South Carolina Regional Hospital, Tuomey Regional Medical Center, is accused of Medicare and Medicaid fraud in a qui tam lawsuit, brought by the U.S. Attorney's Office in South Carolina. According to a recent article on State.com, the suit involves the Regional Hospital overcharging Medicare for surgeries and “bribing” doctors with “kickbacks” for their business. The case is being handled by U.S. Attorney Norman Acker. The lawsuit alleges that the Toumey Regional Medical Center created a billing scheme from January 2005 to September 2007, in which "it submitted and caused others to submit false and fraudulent claims for payment to Medicare and Medicaid ...”
Judge Matthew Perry ruled yesterday that the Justice Department-backed lawsuit against the South Carolina Regional Hospital can proceed and crucial evidence against the Hospital can be admitted into the f the case. The lawyers for the hospital had been trying to get the case dismissed.
Orthopedic Surgeon, Michael Drakeford, initial qui tam lawsuit was filed under seal in federal court in Columbia in October 2005. The federal government investigated Drakeford’s claims and before taking over as lead plaintiff in the case.
Time will tell how much of the behind-the-scenes, big-profits world of doctors and hospitals in the billion-dollar S.C. health care industry will be revealed. The hospital is expected to answer the allegations by March 28.
The case could be worth millions of dollars to the government if the South Carolina Hospital is found guilty of fraudulently over billing the government or if they decide to settle and no admit any guilt or wrong doing.

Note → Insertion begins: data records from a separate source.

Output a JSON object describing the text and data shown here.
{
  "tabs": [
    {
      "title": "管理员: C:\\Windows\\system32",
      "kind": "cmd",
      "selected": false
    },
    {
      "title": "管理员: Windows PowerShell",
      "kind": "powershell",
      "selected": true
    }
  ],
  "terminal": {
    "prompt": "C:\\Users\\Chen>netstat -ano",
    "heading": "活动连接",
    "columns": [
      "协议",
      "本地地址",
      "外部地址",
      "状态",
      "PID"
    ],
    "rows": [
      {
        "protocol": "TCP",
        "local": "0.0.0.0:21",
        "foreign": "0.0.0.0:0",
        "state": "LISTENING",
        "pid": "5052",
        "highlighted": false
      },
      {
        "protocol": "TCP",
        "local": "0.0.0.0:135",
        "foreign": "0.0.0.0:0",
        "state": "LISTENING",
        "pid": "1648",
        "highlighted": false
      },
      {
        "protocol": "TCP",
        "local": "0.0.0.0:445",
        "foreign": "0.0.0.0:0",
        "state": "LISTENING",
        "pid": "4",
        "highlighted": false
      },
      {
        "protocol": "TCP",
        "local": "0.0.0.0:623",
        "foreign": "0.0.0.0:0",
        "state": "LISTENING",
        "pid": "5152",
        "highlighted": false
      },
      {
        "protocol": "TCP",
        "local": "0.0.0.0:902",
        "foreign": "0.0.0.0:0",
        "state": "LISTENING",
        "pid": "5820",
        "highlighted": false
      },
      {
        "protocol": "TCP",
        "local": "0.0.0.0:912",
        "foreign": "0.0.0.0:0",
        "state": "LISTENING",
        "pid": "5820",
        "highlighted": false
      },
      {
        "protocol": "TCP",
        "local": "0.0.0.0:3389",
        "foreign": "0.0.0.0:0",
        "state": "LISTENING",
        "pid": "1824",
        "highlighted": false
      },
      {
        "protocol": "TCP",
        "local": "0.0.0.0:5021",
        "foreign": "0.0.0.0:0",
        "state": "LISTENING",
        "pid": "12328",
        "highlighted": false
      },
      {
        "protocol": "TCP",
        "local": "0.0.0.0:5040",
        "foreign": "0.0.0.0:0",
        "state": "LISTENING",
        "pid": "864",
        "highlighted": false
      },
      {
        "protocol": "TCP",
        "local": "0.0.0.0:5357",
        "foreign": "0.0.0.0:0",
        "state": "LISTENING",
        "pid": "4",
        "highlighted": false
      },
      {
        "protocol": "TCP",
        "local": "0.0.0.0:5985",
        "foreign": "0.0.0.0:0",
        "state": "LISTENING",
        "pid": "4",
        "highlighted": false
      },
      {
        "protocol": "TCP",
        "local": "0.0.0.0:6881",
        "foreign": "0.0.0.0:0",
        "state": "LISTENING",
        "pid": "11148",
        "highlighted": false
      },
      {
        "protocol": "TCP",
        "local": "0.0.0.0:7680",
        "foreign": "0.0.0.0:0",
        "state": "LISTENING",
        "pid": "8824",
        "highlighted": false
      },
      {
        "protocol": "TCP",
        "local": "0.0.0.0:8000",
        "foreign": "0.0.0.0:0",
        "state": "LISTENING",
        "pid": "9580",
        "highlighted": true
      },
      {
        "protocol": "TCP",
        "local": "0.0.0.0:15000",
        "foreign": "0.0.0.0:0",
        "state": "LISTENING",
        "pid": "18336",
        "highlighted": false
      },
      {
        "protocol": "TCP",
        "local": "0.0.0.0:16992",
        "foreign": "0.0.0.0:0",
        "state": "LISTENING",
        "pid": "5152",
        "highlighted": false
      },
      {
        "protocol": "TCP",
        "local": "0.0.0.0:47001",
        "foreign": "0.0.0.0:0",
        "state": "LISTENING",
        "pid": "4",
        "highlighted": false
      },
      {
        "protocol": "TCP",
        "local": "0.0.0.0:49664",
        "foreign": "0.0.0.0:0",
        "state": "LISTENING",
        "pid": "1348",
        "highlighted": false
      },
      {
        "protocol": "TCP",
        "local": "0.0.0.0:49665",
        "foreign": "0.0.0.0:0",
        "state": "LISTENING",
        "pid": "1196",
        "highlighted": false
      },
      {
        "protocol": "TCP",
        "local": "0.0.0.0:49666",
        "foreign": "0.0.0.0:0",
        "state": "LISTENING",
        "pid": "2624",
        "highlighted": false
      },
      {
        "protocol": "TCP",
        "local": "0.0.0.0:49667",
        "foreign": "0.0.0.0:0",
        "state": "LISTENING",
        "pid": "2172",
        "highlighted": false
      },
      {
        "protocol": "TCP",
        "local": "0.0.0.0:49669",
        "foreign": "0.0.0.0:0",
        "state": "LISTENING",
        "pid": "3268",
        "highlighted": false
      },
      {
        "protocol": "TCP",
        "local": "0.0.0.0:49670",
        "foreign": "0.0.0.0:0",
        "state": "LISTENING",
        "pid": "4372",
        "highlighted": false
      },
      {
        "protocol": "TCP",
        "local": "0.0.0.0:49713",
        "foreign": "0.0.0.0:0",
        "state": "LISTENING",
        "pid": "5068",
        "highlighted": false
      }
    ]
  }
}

Charles Miller, a Department of Justice spokesman is quoted as saying, "The government intervenes only if a case has merit. The department gets involved in less than 25 percent of qui tam actions filed each year. In qui tam cases, the government nearly always gets a settlement or wins in a jury trial."
Click here to read more on this case from the State.com